Apple iPhone owners who use Windows-based machines to view and edit video files are potentially at risk to remote hacking thanks to a vulnerability that exists in the way Microsoft's operating system handles HEVC files.
Discovered last week, the bug in Microsoft's Windows Codecs Library can be exploited to take over and execute code on an unpatched host machine. The threat was flagged by the U.S. Cybersecurity and Infrastructure Security Agency on Friday.
Like most remote attack vectors, users trigger arbitrary code execution by opening a specially designed payload, in this case an HEVC image file. Windows mishandles the codec, triggering what appears to be a memory overflow that enables system intrusion and, potentially, remote takeover.
As noted by PC World, iPhone users are particularly susceptible to hacks that take advantage of the Windows flaw, as modern iterations of the handset rely heavily on HEVC for video recording. The codec has been offered by Apple since iPhone 7 and became the standard high-resolution video file format with iOS 11. HEVC assets are required to view or edit video on a Windows PC.
Further, longtime iPhone owners might be accustomed to receiving HEVC video attachments or seeing the file format online, meaning it is unlikely to raise red flags.
Users who manually downloaded HEVC or "HEVC from Device Manufacturer" codecs from the Microsoft Store are also vulnerable to attack.

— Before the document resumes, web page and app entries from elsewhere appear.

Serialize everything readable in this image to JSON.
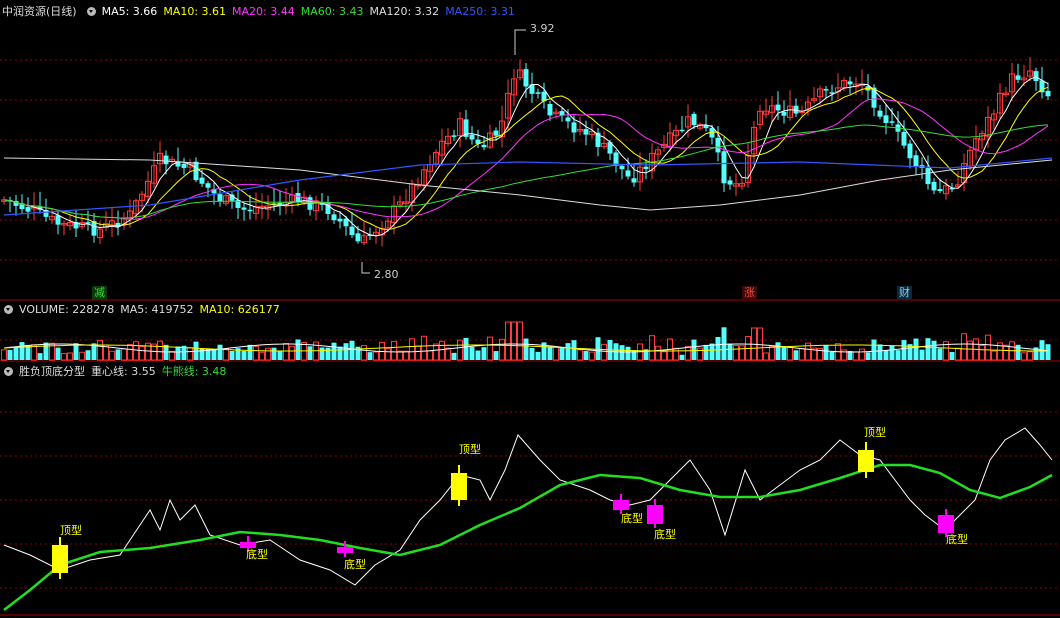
{
  "main": {
    "title": "中润资源(日线)",
    "ma": [
      {
        "label": "MA5: 3.66",
        "color": "#ffffff"
      },
      {
        "label": "MA10: 3.61",
        "color": "#ffff00"
      },
      {
        "label": "MA20: 3.44",
        "color": "#ff33ff"
      },
      {
        "label": "MA60: 3.43",
        "color": "#33dd33"
      },
      {
        "label": "MA120: 3.32",
        "color": "#dddddd"
      },
      {
        "label": "MA250: 3.31",
        "color": "#3355ff"
      }
    ],
    "high_label": "3.92",
    "low_label": "2.80",
    "markers": [
      {
        "label": "减",
        "color": "#33dd33"
      },
      {
        "label": "涨",
        "color": "#ff4444"
      },
      {
        "label": "财",
        "color": "#88ccff"
      }
    ]
  },
  "volume": {
    "title": "VOLUME: 228278",
    "ma5": "MA5: 419752",
    "ma10": "MA10: 626177"
  },
  "indicator": {
    "title": "胜负顶底分型",
    "line1": "重心线: 3.55",
    "line2": "牛熊线: 3.48",
    "signals": [
      "顶型",
      "底型",
      "底型",
      "顶型",
      "底型",
      "底型",
      "顶型",
      "底型"
    ]
  },
  "colors": {
    "up": "#ff3b3b",
    "down": "#54ffff",
    "grid": "#8b0000",
    "top_signal": "#ffff00",
    "bottom_signal": "#ff00ff"
  }
}
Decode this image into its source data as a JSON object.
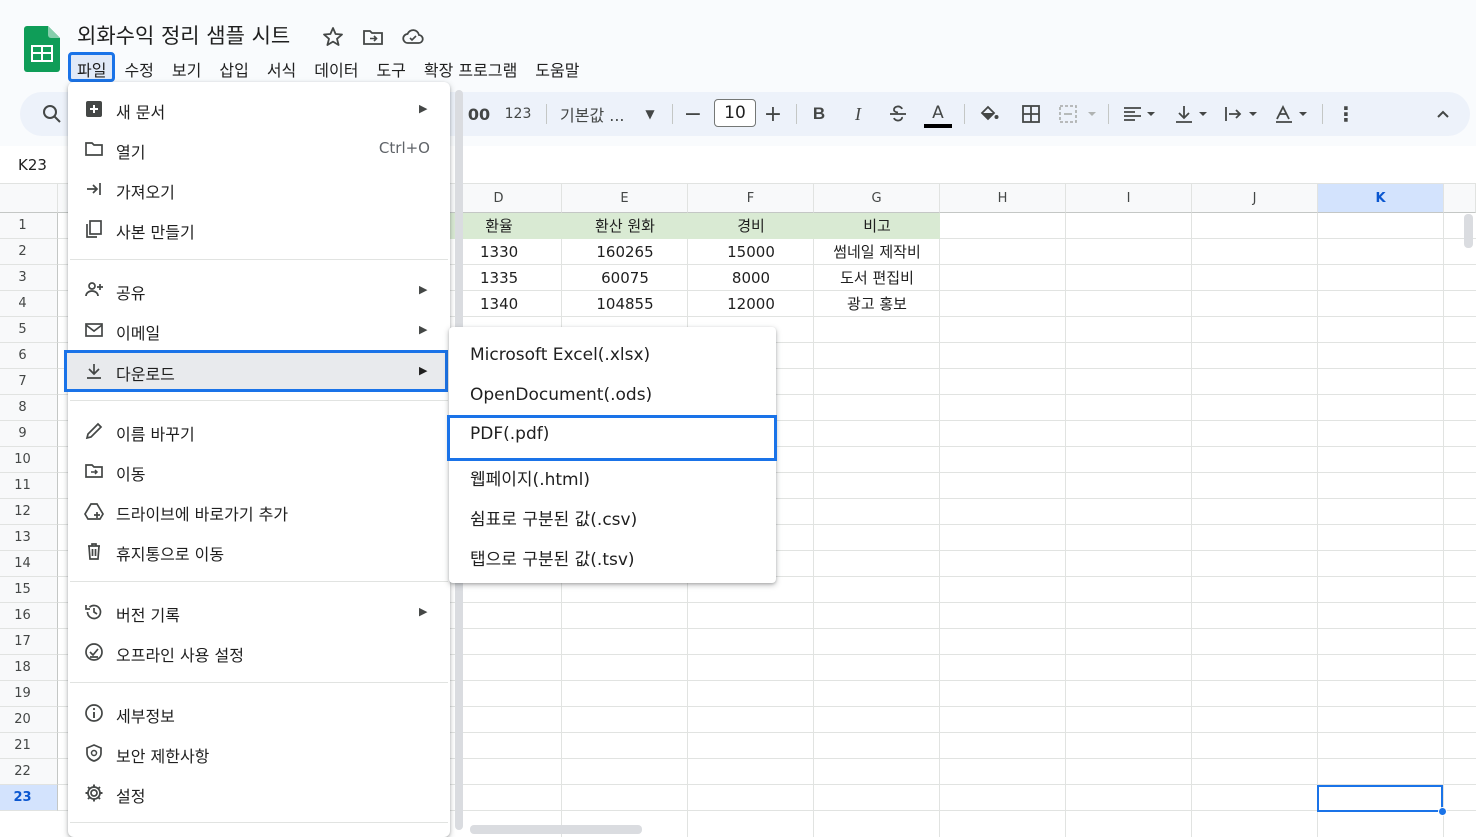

Microsoft released a patch for the flaw last week. Versions 1.0.32762.0, 1.0.32763.0, and later are deemed safe for use and can be downloaded from the company's online store.